June 20, 2006 marks the sixth annual World Refugee Day, bringing further attention to refugee crises worldwide, specifically in Darfur and Chad. According to UNHCR, at the start of 2005 there were more than 19 million refugees, internally displaced people (IDPs), and other 'people of concern' worldwide, a 13 percent increase from the previous year. In Chad and Darfur alone, more than three million refugees rely on humanitarian aid to stay alive.
Melissa Fitzgerald is a film and television actress, recently completing her role as Carol on NBC's "The West Wing." She is currently volunteering with IMC in Northern Uganda. This is her latest email, sent to friends and family, about her experiences there.
We have spent the past few days in the Southwest part of Uganda, away from the LRA (Lord's Resistance Army) in the Kyenjojo district, working in a refugee camp called KYAKA II. Most of the over 15,000 resident's of Kyaka II are refugees from the Congo (where there is civil war).
Afghanistan: IMC's 20-year history of medical assistance, health care training, and relief and development programs in Afghanistan reflects the depth of its long-standing commitment to the Afghan people.IMC currently supports and operates over 45 community-based health centers including 40 maternal child health clinics, four emergency obstetric care centers, and one provincial hospital.
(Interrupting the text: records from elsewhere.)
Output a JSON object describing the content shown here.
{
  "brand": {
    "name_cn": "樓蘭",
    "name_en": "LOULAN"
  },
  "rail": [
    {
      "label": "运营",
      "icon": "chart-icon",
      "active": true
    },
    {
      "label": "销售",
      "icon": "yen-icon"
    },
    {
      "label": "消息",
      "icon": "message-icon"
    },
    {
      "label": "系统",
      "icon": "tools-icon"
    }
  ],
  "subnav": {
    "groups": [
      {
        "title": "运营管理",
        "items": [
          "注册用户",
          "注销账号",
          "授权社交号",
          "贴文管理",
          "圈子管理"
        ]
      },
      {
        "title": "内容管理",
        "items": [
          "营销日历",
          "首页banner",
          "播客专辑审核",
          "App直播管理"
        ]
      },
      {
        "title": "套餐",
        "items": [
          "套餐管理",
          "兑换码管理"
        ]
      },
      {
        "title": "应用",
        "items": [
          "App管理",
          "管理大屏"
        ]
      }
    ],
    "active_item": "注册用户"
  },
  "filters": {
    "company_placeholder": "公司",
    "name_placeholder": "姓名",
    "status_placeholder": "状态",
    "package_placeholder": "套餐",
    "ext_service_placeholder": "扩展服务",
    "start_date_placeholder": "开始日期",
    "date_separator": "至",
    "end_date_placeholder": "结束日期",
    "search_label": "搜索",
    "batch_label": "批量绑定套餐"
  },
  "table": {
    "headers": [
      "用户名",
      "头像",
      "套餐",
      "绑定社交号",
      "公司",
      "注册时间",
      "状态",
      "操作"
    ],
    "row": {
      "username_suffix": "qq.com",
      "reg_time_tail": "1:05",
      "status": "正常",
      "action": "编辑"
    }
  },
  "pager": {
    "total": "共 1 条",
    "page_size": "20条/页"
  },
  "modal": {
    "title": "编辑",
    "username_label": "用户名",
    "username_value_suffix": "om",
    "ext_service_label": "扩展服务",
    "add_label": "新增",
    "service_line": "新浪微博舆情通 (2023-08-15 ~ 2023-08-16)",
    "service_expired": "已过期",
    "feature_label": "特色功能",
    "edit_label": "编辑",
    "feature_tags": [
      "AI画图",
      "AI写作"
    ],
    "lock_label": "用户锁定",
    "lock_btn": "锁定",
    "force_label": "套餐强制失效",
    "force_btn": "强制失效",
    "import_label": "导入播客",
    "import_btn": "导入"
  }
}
IMC also supports an extensive community health care network, including well-equipped training centers in 10 provinces across Afghanistan.
In the last six months, the world has put to use the lessons of Rwanda and made a concerted effort to confront the humanitarian crisis in the Darfur region of Sudan.
The crisis in northern Uganda has been called "perhaps the most under-reported story in the world today," by Jan Egeland, the United Nations Under-Secretary-General for Humanitarian Affairs & Emergency Relief Coordinator. IMC provides this interview with its Country Director in Uganda, Henk Bruyn, to help explain the situation and the need for increased international response.